*** Begin section ***

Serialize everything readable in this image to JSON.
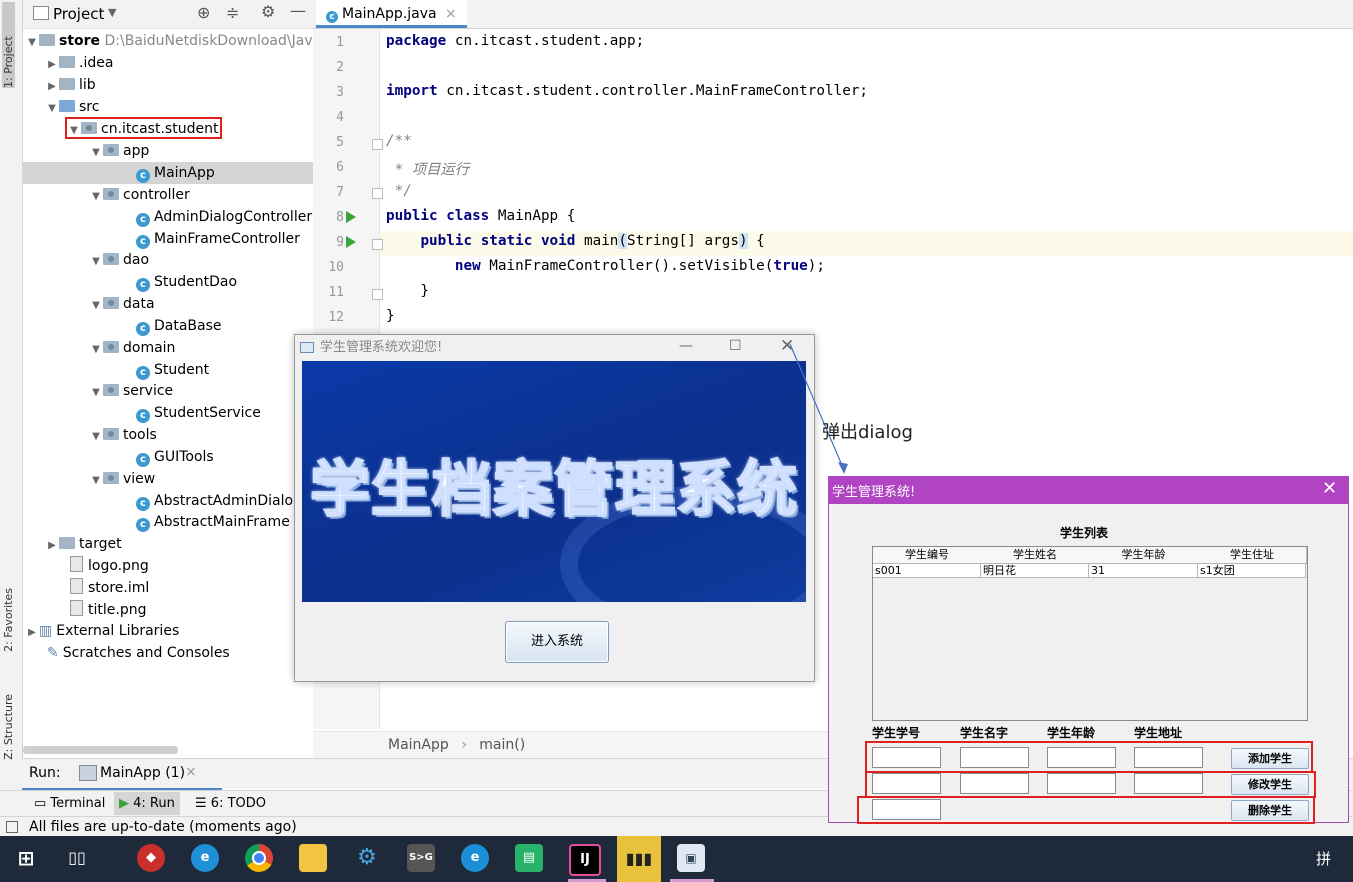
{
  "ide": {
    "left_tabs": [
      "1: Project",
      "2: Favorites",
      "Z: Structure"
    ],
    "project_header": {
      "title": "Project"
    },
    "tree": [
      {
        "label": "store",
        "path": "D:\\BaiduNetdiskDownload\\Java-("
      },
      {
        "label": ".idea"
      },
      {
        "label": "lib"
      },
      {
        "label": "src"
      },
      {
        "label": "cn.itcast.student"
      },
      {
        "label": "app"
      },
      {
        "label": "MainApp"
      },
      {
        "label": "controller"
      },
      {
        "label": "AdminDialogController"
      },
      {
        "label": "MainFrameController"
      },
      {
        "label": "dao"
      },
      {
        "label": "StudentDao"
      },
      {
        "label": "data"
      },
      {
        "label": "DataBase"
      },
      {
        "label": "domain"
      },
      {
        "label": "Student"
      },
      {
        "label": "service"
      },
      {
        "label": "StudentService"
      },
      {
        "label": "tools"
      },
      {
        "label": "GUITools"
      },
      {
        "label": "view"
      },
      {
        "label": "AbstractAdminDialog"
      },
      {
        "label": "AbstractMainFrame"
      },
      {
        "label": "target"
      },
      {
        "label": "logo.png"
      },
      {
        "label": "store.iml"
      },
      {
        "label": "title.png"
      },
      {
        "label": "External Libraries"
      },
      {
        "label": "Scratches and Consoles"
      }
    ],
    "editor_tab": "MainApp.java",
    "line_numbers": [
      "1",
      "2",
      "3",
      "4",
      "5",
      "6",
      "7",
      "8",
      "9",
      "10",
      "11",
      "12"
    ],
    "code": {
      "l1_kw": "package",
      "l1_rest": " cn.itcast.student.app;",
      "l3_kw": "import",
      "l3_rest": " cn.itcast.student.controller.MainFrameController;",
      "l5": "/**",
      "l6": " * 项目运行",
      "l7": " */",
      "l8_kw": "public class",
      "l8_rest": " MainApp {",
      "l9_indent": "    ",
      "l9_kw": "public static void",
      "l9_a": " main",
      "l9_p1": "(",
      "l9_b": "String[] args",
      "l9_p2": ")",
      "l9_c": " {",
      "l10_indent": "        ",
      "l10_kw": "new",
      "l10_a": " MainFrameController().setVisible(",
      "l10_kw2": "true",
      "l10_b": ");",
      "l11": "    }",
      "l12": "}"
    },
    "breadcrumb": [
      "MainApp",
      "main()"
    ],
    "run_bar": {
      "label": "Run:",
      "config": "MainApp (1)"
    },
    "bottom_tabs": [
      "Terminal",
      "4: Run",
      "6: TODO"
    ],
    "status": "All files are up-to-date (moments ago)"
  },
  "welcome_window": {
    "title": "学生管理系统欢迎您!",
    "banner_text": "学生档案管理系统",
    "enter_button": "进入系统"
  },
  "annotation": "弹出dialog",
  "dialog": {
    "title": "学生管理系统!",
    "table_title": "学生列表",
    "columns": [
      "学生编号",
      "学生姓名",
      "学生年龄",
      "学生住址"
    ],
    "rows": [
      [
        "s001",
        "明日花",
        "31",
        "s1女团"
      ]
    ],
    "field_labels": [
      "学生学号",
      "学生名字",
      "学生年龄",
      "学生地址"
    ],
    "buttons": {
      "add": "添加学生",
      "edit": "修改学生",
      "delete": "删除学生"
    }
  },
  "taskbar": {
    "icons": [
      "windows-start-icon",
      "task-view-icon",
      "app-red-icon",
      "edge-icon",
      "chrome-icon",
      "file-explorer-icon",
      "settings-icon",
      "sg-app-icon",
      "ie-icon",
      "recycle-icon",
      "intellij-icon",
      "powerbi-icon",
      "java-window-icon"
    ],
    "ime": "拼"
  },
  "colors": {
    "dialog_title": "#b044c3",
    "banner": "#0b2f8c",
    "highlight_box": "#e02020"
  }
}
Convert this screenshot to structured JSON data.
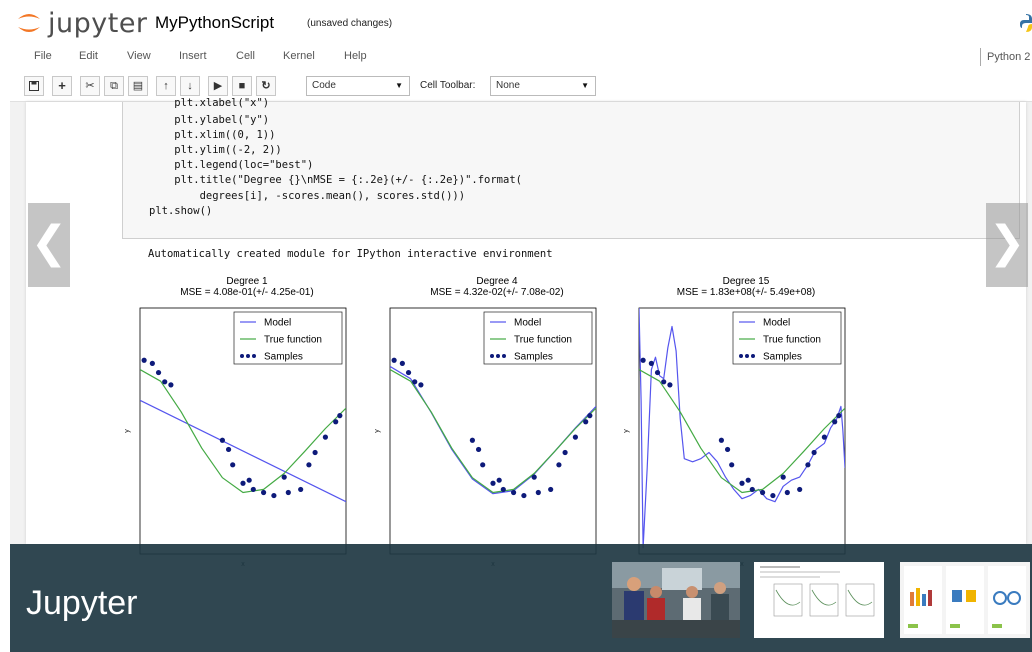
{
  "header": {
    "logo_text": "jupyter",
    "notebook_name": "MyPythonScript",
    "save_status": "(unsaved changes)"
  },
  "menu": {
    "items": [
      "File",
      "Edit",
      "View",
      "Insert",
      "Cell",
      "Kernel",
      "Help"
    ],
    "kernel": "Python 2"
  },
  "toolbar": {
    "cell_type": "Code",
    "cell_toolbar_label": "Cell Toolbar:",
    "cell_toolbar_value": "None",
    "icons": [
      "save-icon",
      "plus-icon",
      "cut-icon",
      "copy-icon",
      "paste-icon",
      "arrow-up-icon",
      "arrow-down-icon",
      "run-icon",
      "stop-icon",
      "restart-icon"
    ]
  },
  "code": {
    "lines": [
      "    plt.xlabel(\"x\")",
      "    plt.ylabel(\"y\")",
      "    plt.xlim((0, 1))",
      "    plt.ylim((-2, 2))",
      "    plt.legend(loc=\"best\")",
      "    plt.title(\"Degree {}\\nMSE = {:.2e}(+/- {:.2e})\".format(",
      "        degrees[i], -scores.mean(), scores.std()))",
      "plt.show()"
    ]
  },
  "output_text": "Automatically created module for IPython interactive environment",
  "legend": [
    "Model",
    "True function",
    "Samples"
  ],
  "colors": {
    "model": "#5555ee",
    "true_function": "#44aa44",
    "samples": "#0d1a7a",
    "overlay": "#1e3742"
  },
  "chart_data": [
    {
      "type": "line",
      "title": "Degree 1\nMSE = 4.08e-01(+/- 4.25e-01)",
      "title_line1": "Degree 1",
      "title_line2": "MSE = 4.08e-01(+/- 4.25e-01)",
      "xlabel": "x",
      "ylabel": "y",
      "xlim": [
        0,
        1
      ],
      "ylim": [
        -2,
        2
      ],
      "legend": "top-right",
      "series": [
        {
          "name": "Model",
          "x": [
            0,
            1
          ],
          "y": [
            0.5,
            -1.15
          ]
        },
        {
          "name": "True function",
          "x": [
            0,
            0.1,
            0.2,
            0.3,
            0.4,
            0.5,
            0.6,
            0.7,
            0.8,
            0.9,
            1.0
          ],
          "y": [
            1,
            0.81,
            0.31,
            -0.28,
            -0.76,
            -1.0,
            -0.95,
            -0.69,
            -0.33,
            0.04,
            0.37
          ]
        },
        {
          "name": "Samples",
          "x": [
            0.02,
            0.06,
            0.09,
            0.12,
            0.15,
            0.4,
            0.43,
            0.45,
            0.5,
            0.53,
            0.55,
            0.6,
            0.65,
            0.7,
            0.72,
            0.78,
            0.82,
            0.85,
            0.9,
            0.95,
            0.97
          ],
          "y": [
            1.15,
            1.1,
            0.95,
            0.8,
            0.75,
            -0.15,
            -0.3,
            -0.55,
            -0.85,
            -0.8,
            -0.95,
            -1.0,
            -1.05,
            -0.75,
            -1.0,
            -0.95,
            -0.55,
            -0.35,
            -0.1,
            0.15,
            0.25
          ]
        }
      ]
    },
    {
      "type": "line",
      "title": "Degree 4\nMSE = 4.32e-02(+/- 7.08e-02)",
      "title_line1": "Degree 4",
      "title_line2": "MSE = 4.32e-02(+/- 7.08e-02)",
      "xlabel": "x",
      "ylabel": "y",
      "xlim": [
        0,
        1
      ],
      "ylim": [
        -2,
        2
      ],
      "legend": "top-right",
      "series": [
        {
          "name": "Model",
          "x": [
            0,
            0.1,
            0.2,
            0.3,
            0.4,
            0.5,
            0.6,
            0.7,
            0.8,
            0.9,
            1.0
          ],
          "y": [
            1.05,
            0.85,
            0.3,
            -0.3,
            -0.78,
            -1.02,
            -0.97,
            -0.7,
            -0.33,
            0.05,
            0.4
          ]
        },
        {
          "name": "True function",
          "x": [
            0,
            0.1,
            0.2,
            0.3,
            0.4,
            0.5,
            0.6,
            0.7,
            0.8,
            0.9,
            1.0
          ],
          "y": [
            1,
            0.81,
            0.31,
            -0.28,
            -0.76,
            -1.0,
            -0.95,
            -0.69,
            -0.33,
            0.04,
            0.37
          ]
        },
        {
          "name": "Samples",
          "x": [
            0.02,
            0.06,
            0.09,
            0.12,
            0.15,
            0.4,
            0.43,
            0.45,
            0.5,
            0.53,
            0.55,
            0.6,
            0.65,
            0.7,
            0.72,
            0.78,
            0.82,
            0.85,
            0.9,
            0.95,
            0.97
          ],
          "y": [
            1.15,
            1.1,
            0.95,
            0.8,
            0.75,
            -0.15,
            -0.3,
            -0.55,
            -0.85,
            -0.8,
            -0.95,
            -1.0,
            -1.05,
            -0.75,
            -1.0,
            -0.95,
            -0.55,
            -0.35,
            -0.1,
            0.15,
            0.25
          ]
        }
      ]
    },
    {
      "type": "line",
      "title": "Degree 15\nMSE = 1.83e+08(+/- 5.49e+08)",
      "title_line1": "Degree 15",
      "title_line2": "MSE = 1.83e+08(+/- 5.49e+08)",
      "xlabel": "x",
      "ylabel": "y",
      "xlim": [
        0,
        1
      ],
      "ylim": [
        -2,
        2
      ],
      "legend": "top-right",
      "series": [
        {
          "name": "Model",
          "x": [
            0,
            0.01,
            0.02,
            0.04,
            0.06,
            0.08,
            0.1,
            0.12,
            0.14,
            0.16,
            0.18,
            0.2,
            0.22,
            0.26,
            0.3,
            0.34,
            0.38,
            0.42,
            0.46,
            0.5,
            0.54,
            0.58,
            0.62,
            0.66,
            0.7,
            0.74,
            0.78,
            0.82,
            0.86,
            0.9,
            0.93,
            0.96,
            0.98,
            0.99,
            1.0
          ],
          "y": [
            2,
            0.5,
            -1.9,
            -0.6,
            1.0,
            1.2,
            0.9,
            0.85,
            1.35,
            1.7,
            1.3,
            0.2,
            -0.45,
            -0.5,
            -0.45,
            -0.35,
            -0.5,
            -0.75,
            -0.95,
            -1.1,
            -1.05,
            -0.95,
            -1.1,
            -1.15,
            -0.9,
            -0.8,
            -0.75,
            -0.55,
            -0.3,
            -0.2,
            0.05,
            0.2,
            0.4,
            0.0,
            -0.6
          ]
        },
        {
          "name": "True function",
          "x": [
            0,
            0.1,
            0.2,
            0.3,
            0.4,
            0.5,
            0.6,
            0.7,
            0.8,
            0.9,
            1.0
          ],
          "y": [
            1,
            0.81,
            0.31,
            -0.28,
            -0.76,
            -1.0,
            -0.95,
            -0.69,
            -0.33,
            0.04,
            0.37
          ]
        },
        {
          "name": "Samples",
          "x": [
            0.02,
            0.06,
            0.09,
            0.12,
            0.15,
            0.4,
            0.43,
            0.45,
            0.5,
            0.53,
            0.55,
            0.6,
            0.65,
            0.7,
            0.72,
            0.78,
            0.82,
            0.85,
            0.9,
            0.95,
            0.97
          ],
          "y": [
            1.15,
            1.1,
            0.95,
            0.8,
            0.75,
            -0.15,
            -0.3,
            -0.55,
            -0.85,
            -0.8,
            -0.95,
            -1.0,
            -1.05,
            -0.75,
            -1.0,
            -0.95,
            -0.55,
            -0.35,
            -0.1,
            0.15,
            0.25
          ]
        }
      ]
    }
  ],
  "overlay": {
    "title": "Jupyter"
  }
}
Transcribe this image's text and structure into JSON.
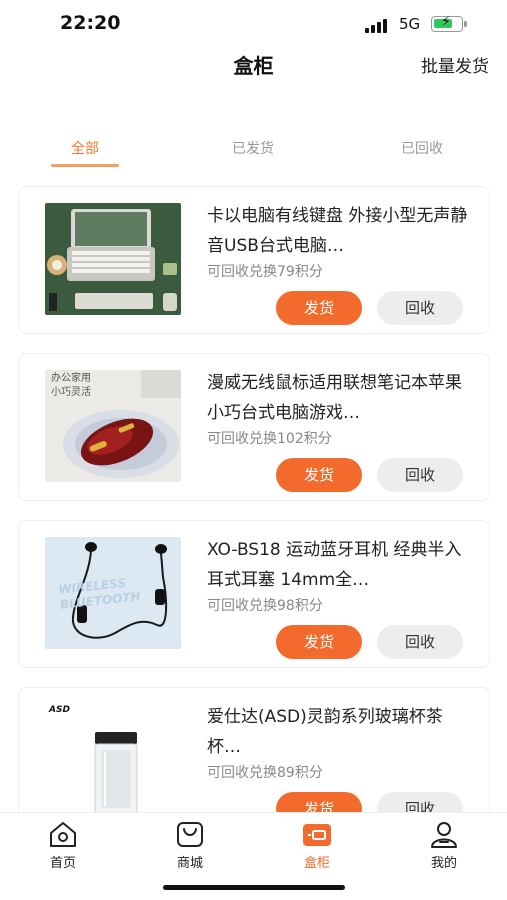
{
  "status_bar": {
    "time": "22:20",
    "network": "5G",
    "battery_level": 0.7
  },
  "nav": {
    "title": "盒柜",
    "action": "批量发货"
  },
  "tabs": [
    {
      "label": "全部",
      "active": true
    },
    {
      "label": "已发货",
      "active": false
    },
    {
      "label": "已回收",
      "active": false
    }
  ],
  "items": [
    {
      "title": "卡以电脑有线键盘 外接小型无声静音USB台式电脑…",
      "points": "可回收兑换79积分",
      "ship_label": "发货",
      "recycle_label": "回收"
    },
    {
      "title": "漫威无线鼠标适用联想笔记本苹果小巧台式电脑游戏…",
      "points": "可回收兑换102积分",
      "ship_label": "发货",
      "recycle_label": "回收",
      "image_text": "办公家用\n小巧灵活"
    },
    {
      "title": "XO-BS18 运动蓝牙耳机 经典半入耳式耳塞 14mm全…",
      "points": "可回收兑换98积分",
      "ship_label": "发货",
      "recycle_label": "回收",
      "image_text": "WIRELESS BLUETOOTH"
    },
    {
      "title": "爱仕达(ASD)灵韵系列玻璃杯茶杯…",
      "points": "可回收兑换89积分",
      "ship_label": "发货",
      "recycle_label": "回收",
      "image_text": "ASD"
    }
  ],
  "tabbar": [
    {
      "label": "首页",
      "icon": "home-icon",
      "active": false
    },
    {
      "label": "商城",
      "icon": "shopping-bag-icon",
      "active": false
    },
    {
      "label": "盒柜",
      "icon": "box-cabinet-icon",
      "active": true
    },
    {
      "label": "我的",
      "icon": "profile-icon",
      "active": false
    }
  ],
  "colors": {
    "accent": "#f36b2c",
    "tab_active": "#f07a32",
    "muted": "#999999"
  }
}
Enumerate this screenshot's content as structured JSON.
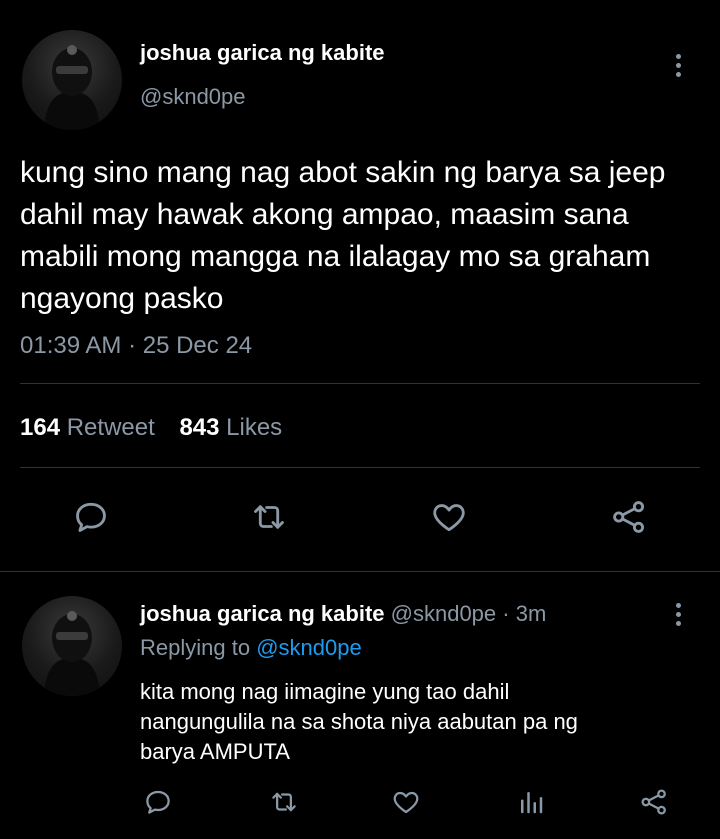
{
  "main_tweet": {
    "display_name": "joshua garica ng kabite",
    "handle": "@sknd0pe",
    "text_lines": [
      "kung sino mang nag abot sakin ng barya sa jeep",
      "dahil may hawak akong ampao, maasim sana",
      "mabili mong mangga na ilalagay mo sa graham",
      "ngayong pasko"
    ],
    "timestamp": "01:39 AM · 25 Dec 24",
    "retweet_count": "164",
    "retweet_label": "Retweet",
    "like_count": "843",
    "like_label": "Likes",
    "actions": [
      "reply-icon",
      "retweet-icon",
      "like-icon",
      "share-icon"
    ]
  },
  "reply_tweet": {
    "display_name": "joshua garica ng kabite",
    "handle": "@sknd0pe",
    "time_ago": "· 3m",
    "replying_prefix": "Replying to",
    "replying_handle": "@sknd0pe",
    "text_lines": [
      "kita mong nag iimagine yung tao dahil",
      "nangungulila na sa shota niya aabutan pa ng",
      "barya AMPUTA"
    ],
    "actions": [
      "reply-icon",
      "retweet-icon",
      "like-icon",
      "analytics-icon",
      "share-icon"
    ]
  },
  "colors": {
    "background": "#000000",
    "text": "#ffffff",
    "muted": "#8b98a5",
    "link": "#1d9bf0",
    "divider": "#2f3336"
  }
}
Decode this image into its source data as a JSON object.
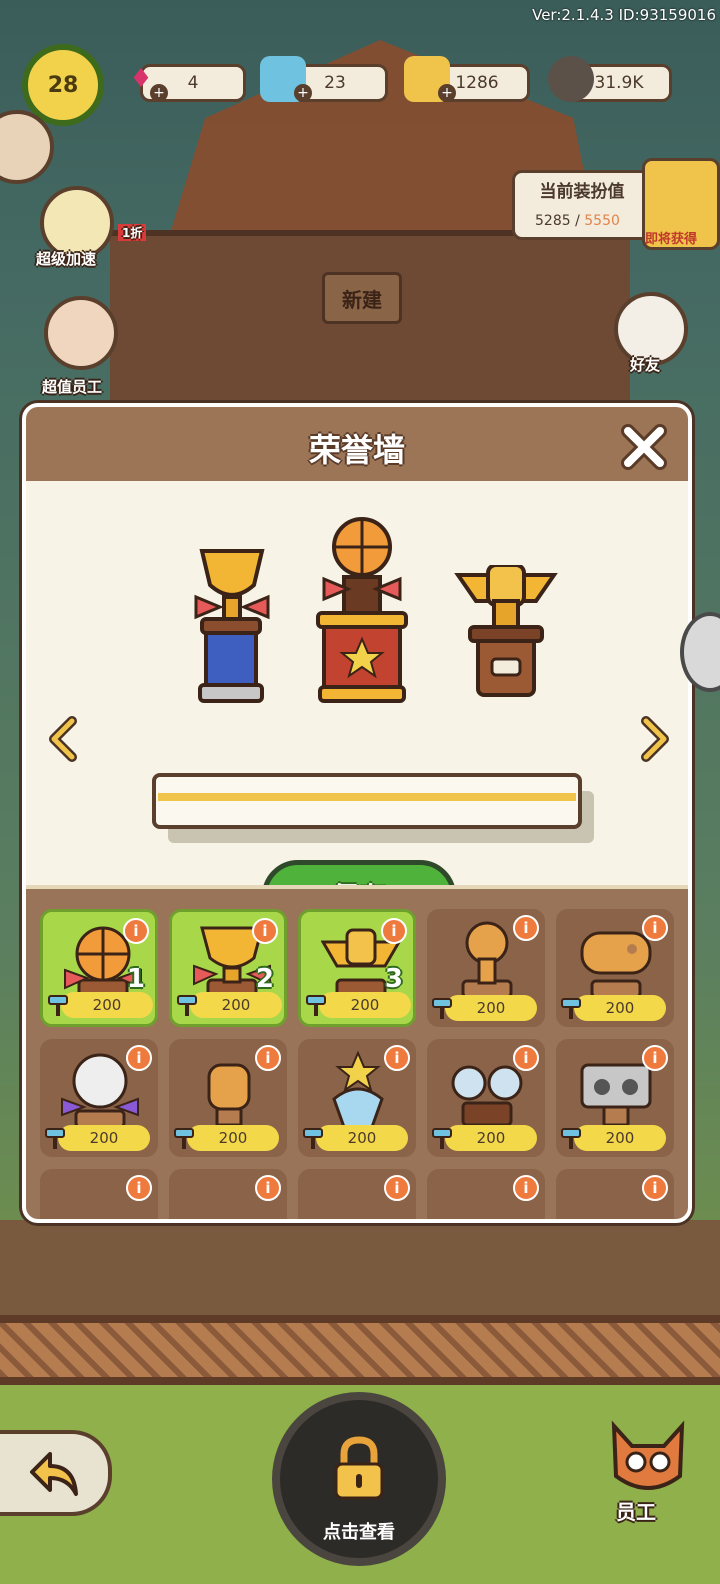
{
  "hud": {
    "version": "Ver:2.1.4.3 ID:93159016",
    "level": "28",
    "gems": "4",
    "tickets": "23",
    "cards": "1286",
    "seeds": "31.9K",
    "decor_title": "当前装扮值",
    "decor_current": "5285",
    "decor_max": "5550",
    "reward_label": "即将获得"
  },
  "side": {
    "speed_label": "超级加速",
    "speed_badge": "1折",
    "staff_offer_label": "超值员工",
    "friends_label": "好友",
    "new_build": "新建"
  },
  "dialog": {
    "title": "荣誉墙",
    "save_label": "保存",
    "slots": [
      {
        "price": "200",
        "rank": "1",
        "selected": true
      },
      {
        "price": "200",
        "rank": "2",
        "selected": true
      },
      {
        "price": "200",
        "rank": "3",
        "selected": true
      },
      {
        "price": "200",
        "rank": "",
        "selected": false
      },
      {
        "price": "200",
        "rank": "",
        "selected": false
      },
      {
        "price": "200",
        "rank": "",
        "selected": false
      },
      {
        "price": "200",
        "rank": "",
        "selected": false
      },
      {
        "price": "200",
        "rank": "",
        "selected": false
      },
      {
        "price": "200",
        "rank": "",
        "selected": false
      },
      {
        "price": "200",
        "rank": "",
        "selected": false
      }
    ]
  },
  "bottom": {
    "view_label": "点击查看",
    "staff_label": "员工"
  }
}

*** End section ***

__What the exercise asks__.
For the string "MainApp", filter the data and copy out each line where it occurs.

__Reply to the task__.
        "label": "MainApp"
    "editor_tab": "MainApp.java",
      "l8_rest": " MainApp {",
      "MainApp",
      "config": "MainApp (1)"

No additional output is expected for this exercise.